For a higher nitrogen option, best for leafy green veggies in spring, replace one part of the seedmeal with bloodmeal or fishmeal

Mix all ingredients together in a large rodent proof container. Note that measurements are by volume, not by weight.

Application:

Preplanting: Broadcast 4-6 quarts of fertilizer on each 100 square feed of bed space and cultivate in. During the growing season you may want to side dress heavy feeding vegetables with a small amount of fertilizer every few weeks. Use a total of about 4-6 quarts over the growing season for side dressing your high demand veggies.

The seedmeal I ordered from my local feed store, I bought soybean meal and it was $16.95 for a forty pound bag. It is the byproduct of soybean oil extraction and it is usually fed to cattle.
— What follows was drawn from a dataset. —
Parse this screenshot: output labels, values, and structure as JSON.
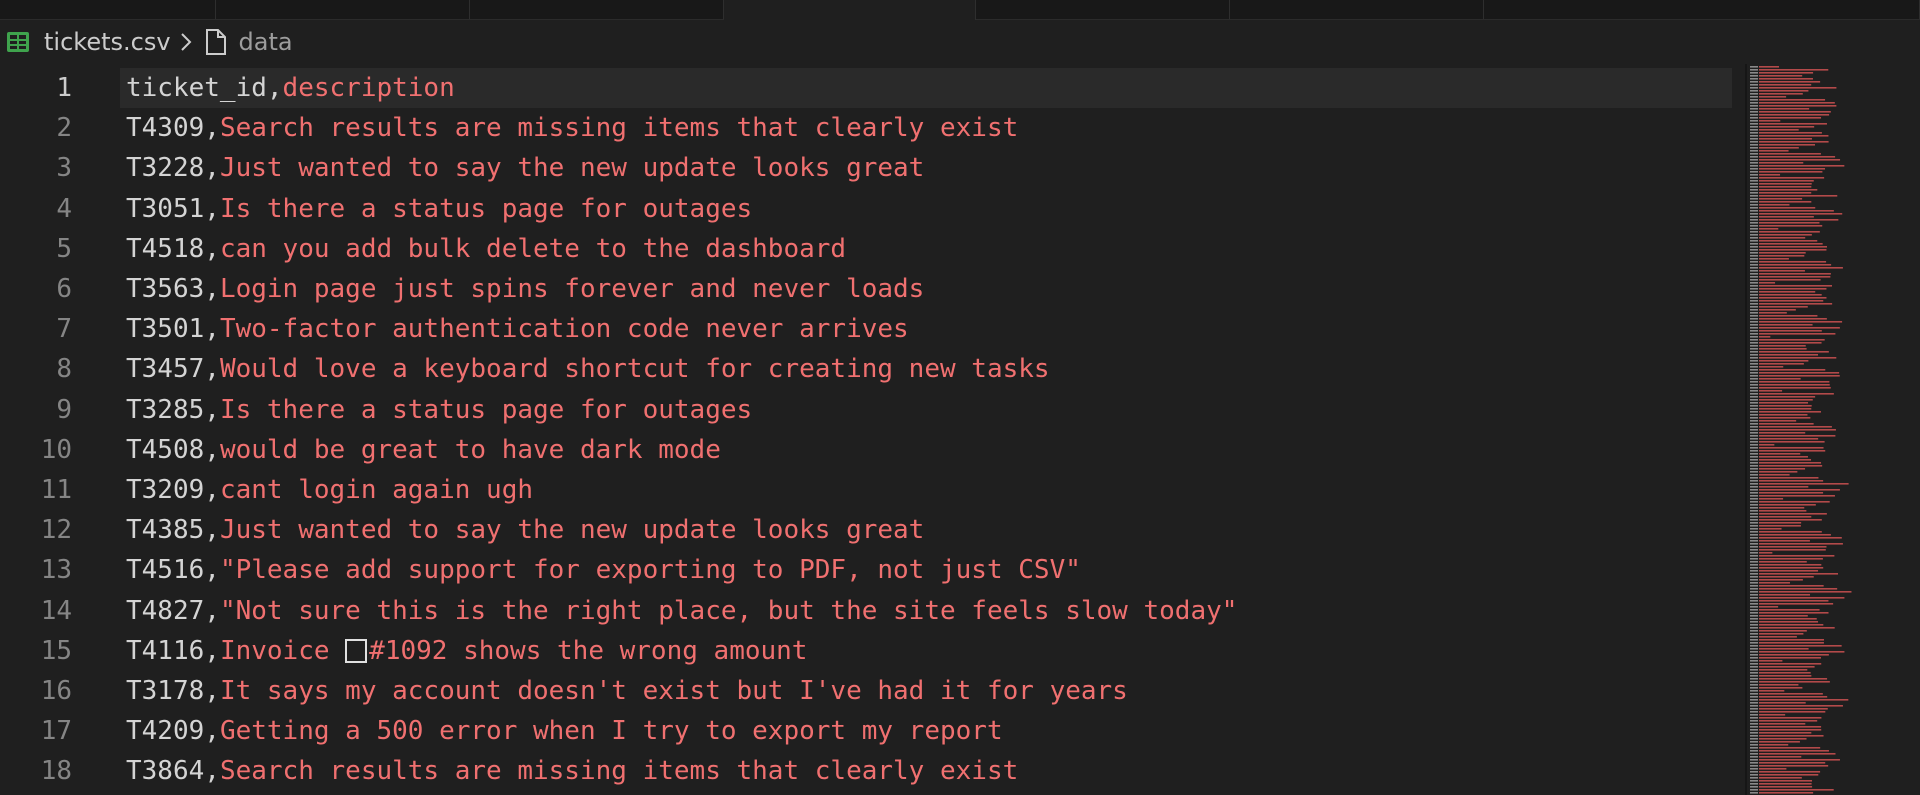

Maybe if Obama ends stupid crop subsidies it won’t be so cheap in the future, but for now I’m going to use it’s cheapness to my advantage and feed it to my plants for a Nitrogen Boost.

The Kelp Meal I bought at Sparetime Supply in Willits, CA where my Brother in law works. I forget how much I spent on it, but it was pricey. The Gypsum came from the local hardware store and was cheap. You can buy any of the ingredients except for the seedmeal from Peaceful Valley.

I mixed the three ingredients together in a metal garbage can (varmints like to eat soybean meal as much as plants do) and Voila! a garbage can full of powdered organic fertilizer, just like the stuff at the hardware store only much, much cheaper. I figure the whole can full cost me around $40, that’s the price of two little boxes of the stuff at Ace.

I applied the fertilizer, fudging the rate a little bit, and cultivated it in to the first couple inches of soil just before a rainstorm hit. Now, a week and a lot of rain later, the plants are looking much better!